*** The data ***

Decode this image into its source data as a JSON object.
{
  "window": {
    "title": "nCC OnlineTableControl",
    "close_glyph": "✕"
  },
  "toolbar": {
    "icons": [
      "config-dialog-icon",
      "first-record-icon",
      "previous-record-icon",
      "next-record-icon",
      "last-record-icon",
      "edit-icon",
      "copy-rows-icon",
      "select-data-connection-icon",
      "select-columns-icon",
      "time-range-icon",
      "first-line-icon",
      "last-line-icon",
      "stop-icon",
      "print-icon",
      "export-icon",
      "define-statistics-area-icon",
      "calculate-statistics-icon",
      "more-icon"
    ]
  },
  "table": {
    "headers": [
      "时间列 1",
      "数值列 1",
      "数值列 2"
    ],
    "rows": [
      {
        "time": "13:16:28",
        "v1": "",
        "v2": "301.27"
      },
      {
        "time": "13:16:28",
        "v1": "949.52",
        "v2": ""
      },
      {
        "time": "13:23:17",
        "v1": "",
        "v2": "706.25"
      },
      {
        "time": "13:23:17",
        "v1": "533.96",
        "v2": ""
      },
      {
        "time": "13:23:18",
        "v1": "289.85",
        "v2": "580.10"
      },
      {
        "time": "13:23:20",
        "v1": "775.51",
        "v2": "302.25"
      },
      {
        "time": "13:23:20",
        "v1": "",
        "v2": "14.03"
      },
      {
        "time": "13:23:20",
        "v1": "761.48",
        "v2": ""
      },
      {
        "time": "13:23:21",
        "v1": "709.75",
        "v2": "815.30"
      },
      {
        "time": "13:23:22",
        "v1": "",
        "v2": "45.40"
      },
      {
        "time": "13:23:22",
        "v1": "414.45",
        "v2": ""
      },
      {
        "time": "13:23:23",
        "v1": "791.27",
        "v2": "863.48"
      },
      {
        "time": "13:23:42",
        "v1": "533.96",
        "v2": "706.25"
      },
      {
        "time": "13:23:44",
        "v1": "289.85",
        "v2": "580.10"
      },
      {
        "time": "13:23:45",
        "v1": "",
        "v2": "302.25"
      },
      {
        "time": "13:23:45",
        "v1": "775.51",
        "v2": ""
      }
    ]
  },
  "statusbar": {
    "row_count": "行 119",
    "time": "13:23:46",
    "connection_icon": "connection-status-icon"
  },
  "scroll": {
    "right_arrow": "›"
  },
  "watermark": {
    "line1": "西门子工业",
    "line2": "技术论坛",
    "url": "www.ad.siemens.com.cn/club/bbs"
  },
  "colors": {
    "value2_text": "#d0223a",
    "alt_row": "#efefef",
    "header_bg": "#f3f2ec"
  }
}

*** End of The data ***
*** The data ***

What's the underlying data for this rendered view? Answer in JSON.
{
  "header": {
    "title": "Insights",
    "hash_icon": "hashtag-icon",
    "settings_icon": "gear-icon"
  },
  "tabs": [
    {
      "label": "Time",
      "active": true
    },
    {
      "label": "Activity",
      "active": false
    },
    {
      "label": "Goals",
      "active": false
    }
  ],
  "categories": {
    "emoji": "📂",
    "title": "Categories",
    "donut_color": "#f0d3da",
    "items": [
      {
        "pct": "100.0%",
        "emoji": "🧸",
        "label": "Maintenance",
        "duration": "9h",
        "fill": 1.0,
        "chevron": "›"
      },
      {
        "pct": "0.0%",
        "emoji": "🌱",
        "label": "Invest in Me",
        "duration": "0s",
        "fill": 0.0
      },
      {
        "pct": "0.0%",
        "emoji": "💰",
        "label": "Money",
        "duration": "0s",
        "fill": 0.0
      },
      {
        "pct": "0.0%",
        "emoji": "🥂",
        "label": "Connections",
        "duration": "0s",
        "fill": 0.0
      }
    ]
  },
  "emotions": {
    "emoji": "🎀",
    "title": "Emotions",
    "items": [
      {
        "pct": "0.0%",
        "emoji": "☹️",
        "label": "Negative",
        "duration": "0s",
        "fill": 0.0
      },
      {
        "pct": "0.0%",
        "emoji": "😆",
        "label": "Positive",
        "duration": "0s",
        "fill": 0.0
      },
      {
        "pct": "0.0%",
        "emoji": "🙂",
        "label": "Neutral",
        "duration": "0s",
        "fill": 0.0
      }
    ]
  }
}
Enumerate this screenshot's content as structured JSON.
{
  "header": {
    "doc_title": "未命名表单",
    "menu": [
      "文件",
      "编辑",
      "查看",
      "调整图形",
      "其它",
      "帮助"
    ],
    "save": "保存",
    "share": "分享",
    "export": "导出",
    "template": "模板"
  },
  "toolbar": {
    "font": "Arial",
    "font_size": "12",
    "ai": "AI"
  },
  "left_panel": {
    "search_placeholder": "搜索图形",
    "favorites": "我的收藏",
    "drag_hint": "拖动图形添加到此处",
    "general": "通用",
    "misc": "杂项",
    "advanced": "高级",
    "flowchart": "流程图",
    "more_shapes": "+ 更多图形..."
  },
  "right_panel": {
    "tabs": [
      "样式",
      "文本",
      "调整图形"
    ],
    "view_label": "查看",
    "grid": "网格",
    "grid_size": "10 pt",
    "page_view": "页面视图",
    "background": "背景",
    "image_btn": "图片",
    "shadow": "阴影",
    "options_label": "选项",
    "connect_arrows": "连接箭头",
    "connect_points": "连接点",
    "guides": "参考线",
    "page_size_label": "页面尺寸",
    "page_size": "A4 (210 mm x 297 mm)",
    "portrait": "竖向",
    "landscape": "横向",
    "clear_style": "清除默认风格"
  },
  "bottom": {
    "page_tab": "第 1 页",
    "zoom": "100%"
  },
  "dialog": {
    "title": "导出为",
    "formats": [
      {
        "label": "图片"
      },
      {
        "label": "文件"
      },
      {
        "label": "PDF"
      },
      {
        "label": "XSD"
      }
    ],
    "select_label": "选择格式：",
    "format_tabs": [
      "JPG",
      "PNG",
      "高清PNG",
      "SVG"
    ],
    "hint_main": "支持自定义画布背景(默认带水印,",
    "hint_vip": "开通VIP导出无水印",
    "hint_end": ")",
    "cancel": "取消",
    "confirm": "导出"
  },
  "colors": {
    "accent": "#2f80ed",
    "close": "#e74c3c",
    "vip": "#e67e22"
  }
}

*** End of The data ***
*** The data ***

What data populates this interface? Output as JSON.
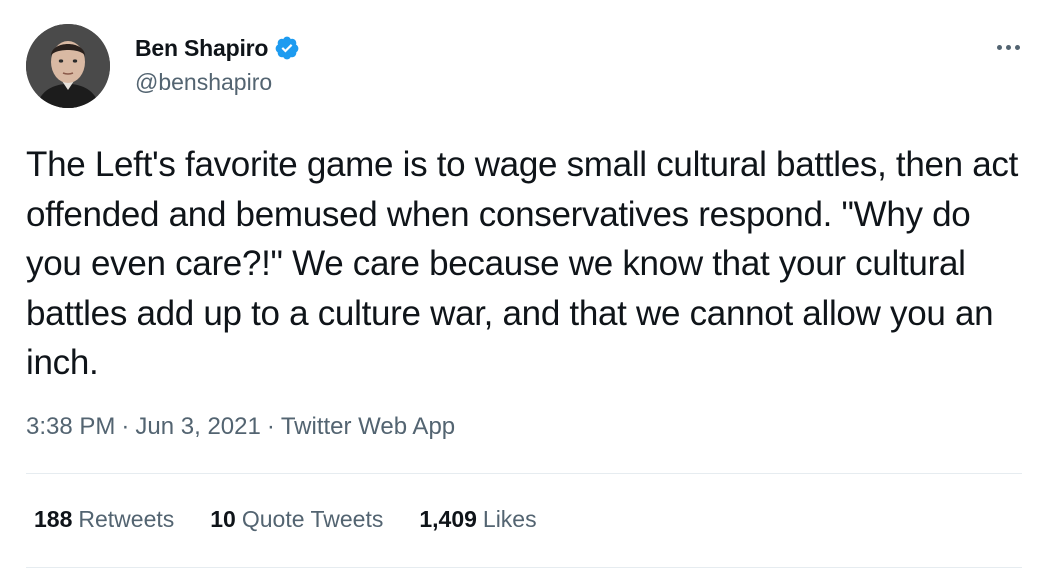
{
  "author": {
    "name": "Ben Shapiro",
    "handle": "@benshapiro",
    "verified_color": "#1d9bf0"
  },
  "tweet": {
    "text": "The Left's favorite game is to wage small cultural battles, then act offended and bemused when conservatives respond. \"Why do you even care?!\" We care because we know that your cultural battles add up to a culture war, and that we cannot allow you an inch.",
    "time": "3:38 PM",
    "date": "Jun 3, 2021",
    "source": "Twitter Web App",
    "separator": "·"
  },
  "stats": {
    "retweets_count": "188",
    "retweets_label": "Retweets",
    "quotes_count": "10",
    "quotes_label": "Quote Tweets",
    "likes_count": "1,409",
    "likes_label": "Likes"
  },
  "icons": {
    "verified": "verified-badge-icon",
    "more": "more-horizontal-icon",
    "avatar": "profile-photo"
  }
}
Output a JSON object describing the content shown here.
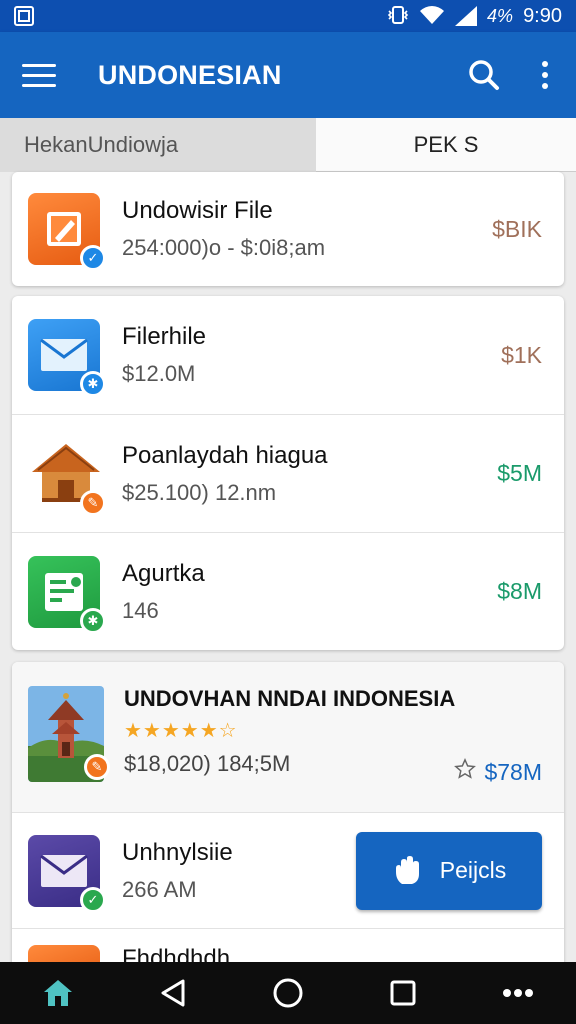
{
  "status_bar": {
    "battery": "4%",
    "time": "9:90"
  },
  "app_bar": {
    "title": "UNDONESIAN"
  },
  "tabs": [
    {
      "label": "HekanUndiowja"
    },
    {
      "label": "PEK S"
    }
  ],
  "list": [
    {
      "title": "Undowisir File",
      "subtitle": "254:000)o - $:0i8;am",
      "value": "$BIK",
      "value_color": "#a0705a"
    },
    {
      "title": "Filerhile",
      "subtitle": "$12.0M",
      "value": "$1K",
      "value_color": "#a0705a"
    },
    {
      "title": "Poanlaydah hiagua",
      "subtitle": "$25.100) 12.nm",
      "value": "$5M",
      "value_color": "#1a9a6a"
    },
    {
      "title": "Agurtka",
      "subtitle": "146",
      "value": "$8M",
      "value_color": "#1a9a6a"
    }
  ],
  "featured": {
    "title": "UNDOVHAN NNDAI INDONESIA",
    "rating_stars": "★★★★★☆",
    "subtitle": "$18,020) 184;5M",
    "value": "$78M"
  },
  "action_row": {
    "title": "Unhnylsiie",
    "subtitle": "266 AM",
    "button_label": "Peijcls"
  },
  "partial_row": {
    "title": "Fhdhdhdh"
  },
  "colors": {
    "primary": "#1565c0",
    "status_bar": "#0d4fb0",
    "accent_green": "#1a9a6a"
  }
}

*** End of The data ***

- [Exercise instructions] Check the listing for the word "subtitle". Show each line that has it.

- [Answer for this exercise]
      "subtitle": "254:000)o - $:0i8;am",
      "subtitle": "$12.0M",
      "subtitle": "$25.100) 12.nm",
      "subtitle": "146",
    "subtitle": "$18,020) 184;5M",
    "subtitle": "266 AM",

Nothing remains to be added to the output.